The 3,300 Afghans employed by the U.N. — 2,700 men and 600 women — have stayed home since last Wednesday but continue to work and will be paid, U.N. spokesman Stephane Dujarric said. The U.N.’s 600-strong international staff, including 200 women, is not affected by the Taliban ban.
The majority of aid distributed to Afghans is done through national and international non-governmental organizations, with the U.N. playing more of a monitoring role, and some assistance is continuing to be delivered, Dujarric said. There are some carve-outs for women staff, but the situation various province by province and is confusing.
“What we’re hoping to achieve is to be able to fulfill our mandate to help more than 24 million Afghan men, women, and children who desperately need humanitarian help without violating basic international humanitarian principles,” Dujarric told reporters at U.N. headquarters in New York.
In a statement, the U.N. said it “will endeavor to continue lifesaving, time-critical humanitarian activities” but “will assess the scope, parameters and consequences of the ban, and pause activities where impeded.”
Regional political analyst Torek Farhadi told CBS News earlier this month that the ban on women working for the U.N. likely came straight from the Taliban’s supreme leader, who “wants to concentrate power and weaken elements of the Taliban which would want to get closer to the world community.”
“This particular decision hurts the poor the most in Afghanistan; those who have no voice and have the most to lose.”
The circumstances in Afghanistan have been called the world’s most severe humanitarian crisis, and three-quarters of those in need are women or children.
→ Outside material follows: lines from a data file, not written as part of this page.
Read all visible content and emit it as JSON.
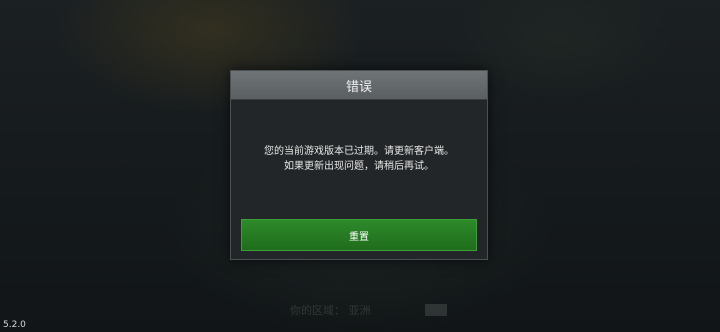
{
  "dialog": {
    "title": "错误",
    "message_line1": "您的当前游戏版本已过期。请更新客户端。",
    "message_line2": "如果更新出现问题，请稍后再试。",
    "button_label": "重置"
  },
  "background": {
    "server_region": "你的区域： 亚洲"
  },
  "version": "5.2.0"
}
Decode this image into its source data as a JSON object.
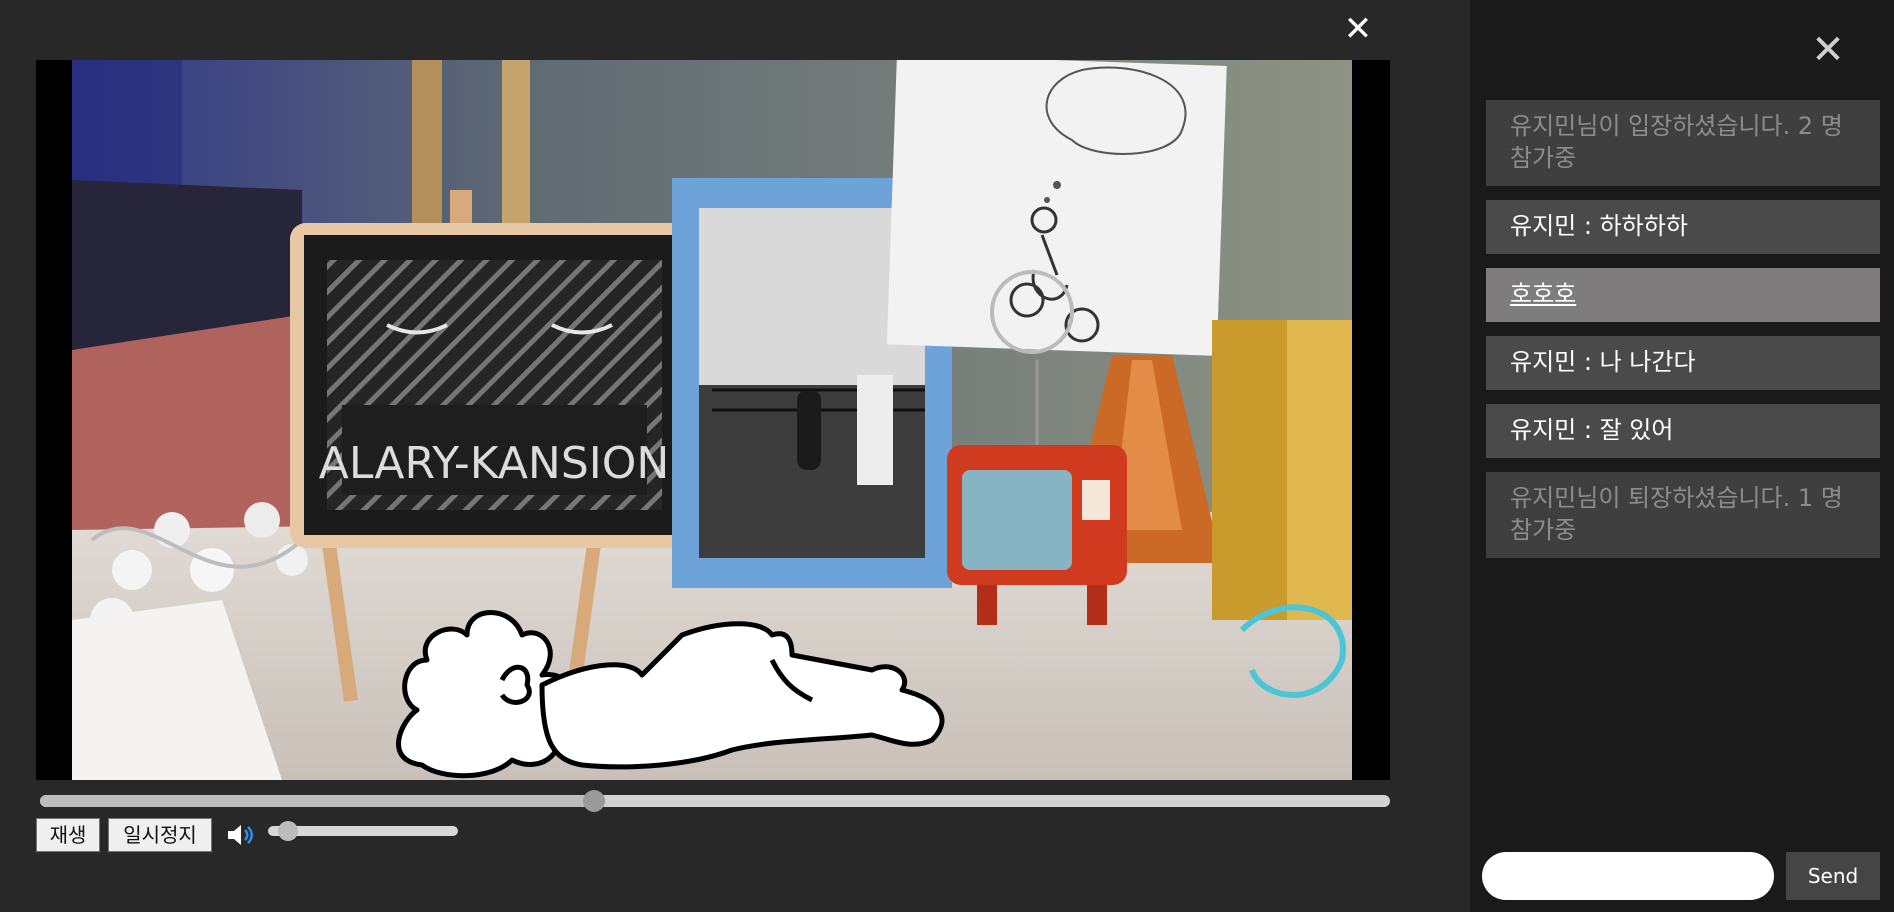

Female aid workers have played a crucial role in reaching vulnerable, female-headed households.
The Taliban have banned girls from going to school beyond the sixth grade and women from most public life and work. In December, they banned Afghan women from working at local and nongovernmental groups — a measure that at the time did not extend to U.N. offices.
Tuesday’s statement by the U.N. said its head of mission in Afghanistan, Roza Otunbayeva, has “initiated an operational review period” that would last until May 5.
During this time, the U.N. will “conduct the necessary consultations, make required operational adjustments, and accelerate contingency planning for all possible outcomes,” the statement said.
It also accused the Taliban of trying to force the U.N. into making an “appalling choice” between helping Afghans and standing by the norms and principles it is duty-bound to uphold.
“It should be clear that any negative consequences of this crisis for the Afghan people will be the responsibility of the de facto authorities,” it warned.
Aid agencies have been providing food, education and health care support to Afghans in the wake of the Taliban takeover and the economic collapse that followed it. But distribution has been severely affected by the Taliban edict banning women from working at NGOs — and, now, also at the U.N.
The U.N. described the measure as an extension of the already unacceptable Taliban restrictions that deliberately discriminate against women and undermine the ability of Afghans to access lifesaving and sustaining assistance and services.
“The Taliban is placing medieval misogyny above humanitarian need,” the U.K.’s U.N. Ambassador Barbara Woodward told diplomats last week after a closed Security Council meeting.